“We’re thrilled to share the best inland beach venue in Central Florida with all of the athletes, coaching staffs, families and fans, and we encourage our local community to fill Waterfront Park to cheer on these deserving teams”, said City Manager, Darren Gray.

“Hosting this event is huge for Lake County and Clermont”, exclaimed Commissioner Sean Parks. “I want to personally extend a warm welcome to all of the canoers and kayakers who will be visiting Lake County and Clermont.” He went on to congratulate Clermont, Lake County and the Central Florida Sports Commission in working together to fulfill the vision for the Clermont Boathouse.

The USA Canoe/Kayak Sprint National Championships is expected to attract over 1,500 visitors and athletes from Hawaii, Puerto Rico and USA.

Melinda Mack, Race Director described the spirit of athleticism saying, “At this year’s event, we will honor the past through the roots of our sport and focus on the future as we celebrate the spirit of athleticism at every level. Our dreams lie within each of our athletes and we hope to pay tribute to their hard work and dedication through hosting an event that celebrates them”.

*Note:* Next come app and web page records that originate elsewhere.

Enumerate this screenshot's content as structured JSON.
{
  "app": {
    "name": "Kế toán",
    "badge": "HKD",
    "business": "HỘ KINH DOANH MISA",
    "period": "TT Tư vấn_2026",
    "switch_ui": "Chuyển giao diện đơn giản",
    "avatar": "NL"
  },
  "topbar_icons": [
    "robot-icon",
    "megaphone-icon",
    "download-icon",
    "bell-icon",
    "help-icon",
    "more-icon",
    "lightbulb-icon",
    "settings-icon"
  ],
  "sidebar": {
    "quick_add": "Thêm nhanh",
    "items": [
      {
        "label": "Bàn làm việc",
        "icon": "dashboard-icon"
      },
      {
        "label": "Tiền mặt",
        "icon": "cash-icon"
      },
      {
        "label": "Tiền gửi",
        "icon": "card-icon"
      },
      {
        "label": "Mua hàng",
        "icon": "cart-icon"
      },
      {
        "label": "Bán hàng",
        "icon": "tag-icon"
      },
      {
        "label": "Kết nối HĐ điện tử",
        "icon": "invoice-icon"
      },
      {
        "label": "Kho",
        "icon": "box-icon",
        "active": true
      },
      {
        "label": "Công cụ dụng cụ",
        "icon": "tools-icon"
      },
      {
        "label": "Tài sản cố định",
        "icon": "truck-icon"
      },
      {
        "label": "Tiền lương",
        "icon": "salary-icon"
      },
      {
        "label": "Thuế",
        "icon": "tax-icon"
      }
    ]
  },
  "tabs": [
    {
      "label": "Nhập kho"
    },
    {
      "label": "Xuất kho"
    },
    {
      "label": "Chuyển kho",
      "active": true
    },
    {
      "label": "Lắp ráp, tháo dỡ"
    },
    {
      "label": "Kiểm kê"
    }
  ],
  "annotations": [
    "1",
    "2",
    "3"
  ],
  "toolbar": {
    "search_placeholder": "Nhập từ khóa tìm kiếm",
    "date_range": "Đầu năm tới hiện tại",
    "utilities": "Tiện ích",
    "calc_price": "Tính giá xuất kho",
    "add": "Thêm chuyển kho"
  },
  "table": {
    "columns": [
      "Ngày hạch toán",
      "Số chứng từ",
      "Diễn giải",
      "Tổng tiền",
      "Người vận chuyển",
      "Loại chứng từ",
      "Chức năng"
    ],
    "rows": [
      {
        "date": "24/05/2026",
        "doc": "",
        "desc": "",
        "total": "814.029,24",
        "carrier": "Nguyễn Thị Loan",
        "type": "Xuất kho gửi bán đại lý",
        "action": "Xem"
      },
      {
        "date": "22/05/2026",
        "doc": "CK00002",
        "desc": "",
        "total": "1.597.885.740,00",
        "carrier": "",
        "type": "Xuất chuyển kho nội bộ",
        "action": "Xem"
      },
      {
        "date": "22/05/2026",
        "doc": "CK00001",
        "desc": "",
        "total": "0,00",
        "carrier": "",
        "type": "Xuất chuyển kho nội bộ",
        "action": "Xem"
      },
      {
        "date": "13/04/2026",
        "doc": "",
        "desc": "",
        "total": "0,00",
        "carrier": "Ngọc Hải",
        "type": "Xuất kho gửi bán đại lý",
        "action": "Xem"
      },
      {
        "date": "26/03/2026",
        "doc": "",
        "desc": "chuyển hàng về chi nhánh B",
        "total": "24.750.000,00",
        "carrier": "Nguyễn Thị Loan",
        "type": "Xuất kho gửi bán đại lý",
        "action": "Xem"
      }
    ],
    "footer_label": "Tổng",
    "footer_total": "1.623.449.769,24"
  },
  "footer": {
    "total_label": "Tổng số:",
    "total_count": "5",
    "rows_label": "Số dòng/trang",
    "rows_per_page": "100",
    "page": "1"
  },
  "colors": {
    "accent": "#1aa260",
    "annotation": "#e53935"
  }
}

Jason Siegel, Central Florida Sports Commission’s Interim President & CEO gave the event a thumbs up. “We are thrilled to welcome USA Canoe Kayak and their Sprint Nationals event to the City of Clermont and Lake County. We are very pleased for our partners and excited to host this wonderful group of athletes to participate at Lake Minneola. Thank you to the leadership team from the South Florida Canoe Kayak Club for all of their hard work. We’re looking forward to a tremendous event”, said Siegel.

Canoe Sprint has been a medal sport in the Olympics for men since 1936. Women will get their chance to compete for Olympic medals in canoe events beginning with the 2020 Summer Games in Tokyo.

Several cities, in addition to Clermont, were vying to host the championships. Officials visited the potential host venues and evaluated each one. Clermont was chosen as the Choice of these Champions!

Clermont’s plan to move boat ramp to preserve draws fire

A controversial plan to add a new boat ramp in Clermont is expected to draw supporters and detractors to a City Council meeting Thursday.

No sooner had the city sent letters to residents most affected by the proposal than protest signs began appearing: “Save Hiawatha Preserve No Boat Ramp.”

The city’s current boat ramp is located on the south shore of Lake Minneola, between the Historic Village and the Clermont Boathouse. The Boathouse is the gathering place for the area’s scull and sweep set, as well as for school-aged sailors. The only motorized vessels there are safety boats.

The current boat ramp is on what is now known as Victory Pointe, right where the city plans to put its Triathlon Beach. Moving the triathlons west from Waterfront Park to Victory Pointe, where they will be closer to downtown Clermont, is one part of the city’s current downtown development plan. They can’t build Triathlon Beach without moving the boat ramp, and Hiawatha Preserve is where officials have made plans to put it.

The Preserve is Clermont’s big passive park on the west side of Lake Minneola. The proposed boat ramp site, just north of the roundabout at the Preserve, is the last bit of undeveloped Lake Minneola shoreline in the city, and the houses directly north of the site are in unincorporated Lake County.

State delegation asks Corps of Engineers to stay neutral in water wars

Florida's two senators and its entire congressional delegation are asking the president to ensure that a federal agency remains neutral in the ongoing court battle between Florida and Georgia over water use from the Apalachicola River system.

Gov. Rick Scott in 2013 filed a lawsuit in the U. S. Supreme Court against Georgia claiming that the upstream state's water use caused the collapse of Apalachicola Bay's oyster population. In February, special master Ralph Lancaster recommended that the court throw out the case because the Army Corps of Engineers, which operates reservoirs upstream from Florida on the Chattahoochee River, was not a party to lawsuit.